Lending people money is Biblically acceptable, especially among God’s people. I’m not encouraging Christians to start borrowing money from each other but what I am saying is that there are times when we all come under financial stress.
A person can lose their job and struggle to pay their electricity bill. A sudden death in the family may come and they can’t afford the funeral bills.
The church should always be willing to help without adding any extra pressure to interest repayments. Anyone who wants to have fellowship with God must be willing to help others out financially without looking to gain anything extra back for themselves.
David continues and says anyone who wants to have fellowship with God, mustn’t ‘take bribes or give false testimony against someone else.’
Now a bribe is all about perverting justice by trying to win someone’s favour, over someone else, Exodus 23:7-8 / Deuteronomy 16:19 / Deuteronomy 27:25.
Bribery isn’t always about the passing of money from one hand to another, it comes in all shapes and forms. Anyone who wants to have fellowship with God must be very careful not to accept bribes, whatever form it comes in, in order to discredit the innocent.
David finishes by telling us that ‘Whoever does these things will never be shaken.’ In other words, not only do we have fellowship with God, but God promises to hold us up.
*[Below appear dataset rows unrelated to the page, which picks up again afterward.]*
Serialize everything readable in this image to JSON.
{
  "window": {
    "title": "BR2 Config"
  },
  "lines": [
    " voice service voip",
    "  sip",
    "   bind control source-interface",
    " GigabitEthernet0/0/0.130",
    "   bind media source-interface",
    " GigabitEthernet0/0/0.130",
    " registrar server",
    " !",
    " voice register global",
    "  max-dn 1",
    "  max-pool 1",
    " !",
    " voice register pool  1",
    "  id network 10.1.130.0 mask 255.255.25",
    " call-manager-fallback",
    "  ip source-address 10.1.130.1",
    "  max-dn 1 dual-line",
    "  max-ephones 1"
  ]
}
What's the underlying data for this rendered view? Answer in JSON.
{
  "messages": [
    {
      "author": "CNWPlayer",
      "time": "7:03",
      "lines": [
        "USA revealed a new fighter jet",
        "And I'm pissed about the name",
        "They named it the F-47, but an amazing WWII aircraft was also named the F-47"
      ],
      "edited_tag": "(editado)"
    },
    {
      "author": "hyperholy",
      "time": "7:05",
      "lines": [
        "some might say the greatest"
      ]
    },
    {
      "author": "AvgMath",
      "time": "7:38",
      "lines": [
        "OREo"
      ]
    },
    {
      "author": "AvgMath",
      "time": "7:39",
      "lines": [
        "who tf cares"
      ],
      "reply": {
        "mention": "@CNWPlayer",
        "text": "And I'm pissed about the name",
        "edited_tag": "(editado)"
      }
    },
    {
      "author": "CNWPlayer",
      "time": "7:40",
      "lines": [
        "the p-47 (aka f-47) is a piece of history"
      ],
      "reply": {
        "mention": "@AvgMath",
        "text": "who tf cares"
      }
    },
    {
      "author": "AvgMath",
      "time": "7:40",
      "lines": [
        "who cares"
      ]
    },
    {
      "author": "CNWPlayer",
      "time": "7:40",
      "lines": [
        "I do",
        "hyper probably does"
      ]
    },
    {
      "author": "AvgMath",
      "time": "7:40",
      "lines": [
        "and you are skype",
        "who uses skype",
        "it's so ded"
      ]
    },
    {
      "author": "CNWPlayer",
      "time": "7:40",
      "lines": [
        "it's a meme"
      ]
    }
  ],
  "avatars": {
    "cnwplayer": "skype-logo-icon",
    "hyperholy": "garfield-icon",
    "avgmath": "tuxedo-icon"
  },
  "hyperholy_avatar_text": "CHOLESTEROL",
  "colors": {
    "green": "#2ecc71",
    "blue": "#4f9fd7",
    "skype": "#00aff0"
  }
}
The world wants to drag us down, the world wants to accuse us of all kinds of things and bring us to our knees but God says if you’re in fellowship with Him, and you’re treating those around you with dignity and respect, then it doesn’t matter what the world thinks, He’ll hold you up.
It’s God who gives us the strength to stay on our feet, it’s God who holds us up even when we can’t hold ourselves up any longer, Isaiah 41:10.
Humans were made in God’s image and that means we have the capacity for fellowship with our Creator. God walked with man in the garden, Genesis 3:8, and wanted people to live in His presence, Genesis 4:16.
It’s an incredible thought to think that He wants to have a close relationship with us and it’s a real privilege to be in fellowship not only with God but with the Son and the Holy Spirit, 1 Corinthians 1:9 / 2 Corinthians 13:14 / 1 John 1:3.
All this was only possible because Christ died on the cross and shed His blood for us, Romans 5:10. However, as David says, there are terms and conditions to that fellowship we enjoy with Him. We can’t live our lives continually sinning or doing our own thing and still claim to have fellowship with Him, 1 John 1:6.
The words of Elisha Albright Hoffman, who wrote the hymn, ‘Leaning on the Everlasting Arms’, are an appropriate finish to the study.
What a fellowship, what a joy divine,
What a blessedness, what a peace is mine.
O how sweet to walk in this pilgrim way,
O how bright the path grows from day to day.
What have I to dread, what have I to fear,
I have peace complete with my Lord so near.